It has also been hard to change longstanding behaviors in the face of new evidence. For example, if a technician has been washing his hands for 15 seconds for the past 30 years without a known sterility issue, even when faced with USP <797> standards that call for 30 seconds of handwashing, the technician is unlikely to make a long-term change without understanding, and appreciating the significance of, the risks associated with his longstanding practice. Keep in mind, changing to the new behavior—30 seconds of handwashing, for example—requires acknowledging that one was doing it wrong for 30 years. As a profession, pharmacy practitioners must first acknowledge that the way they have been compounding sterile preparations may not be the best way, before they can learn from the mistakes of others, identify vulnerabilities in their own processes, and improve.

Conclusions and next steps

Sterile compounding is a significant but perilous core pharmacy process in dire need of improvement. Variability in practices, a failure to identify and teach best practices, and a host of cultural issues associated with routine practice deviations and tolerance of risks have led to harmful and fatal errors that should serve as a call to action. It’s time for pharmacy to “sweat the small stuff,” contrary to the well known axiom, and examine every detail of every subtask involved in sterile compounding.   

The details regarding how to perform each subtask associated with sterile compounding and why it is necessary are crucial and should be established and taught to all who are involved in sterile compounding, including pharmacy students. To date, USP <797> offers best practices associated with ensuring the quality of compounded preparations. However, these standards do not address processes for selecting and preparing the correct drug. We plan to update the ISMP sterile compounding guidelines to include additional details to better describe what needs to be done every time, why it is necessary, the best practices to achieve it, and how to teach it to those involved in sterile compounding. Our goal is to assist healthcare providers in: assessing their current sterile compounding processes; understanding the value of technology-assisted workflow; assessing pharmacy staffing requirements; establishing and implementing standard operating procedures and key technologies based on best practices; transferring knowledge to involved staff; evaluating staff knowledge, skills, and abilities; and monitoring ongoing performance.

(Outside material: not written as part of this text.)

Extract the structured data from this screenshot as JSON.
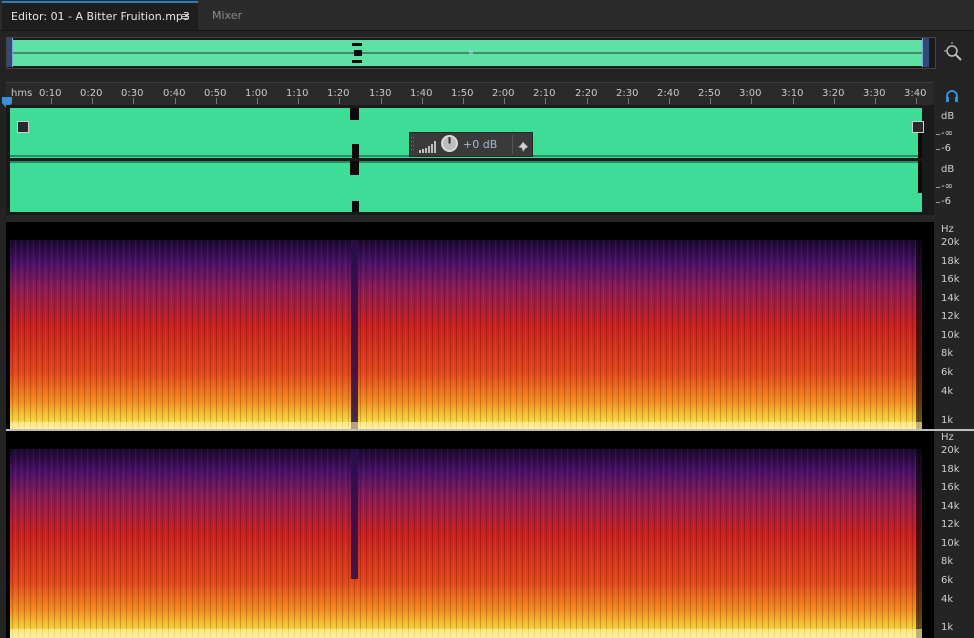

To that end, ISMP is planning several initiatives in 2015 in which we hope newsletter readers will participate. Our first priority is to describe the sterile product checking process in detail, so we are asking newsletter readers to send us any checklists (or other materials) you use to guide the steps in this process. Please send the information via email to [email protected] or by fax to 215-914-1492. We also plan to conduct several surveys on this topic and ask newsletter readers to participate to the fullest extent possible. Look for the first survey later this quarter. We look forward to working closely with interested healthcare professionals during 2015 on this important endeavor.

ISMP thanks Eric Kastango for sharing his observations and contributing to this article.


  1. Pew Charitable Trusts. U.S. illnesses and deaths associated with compounded medications (2001-present). April 15, 2013.
  2. Neuenschwander M, Fahmi J. In the clean room. A review of technology-assisted sterile compounding systems in the US. Bellevue, WA: The Neuenschwander Company. 2014.
  3. ISMP. Syringe pull-back method of verifying IV admixtures unreliable. ISMP Medication Safety Alert! 2013;18(14):3.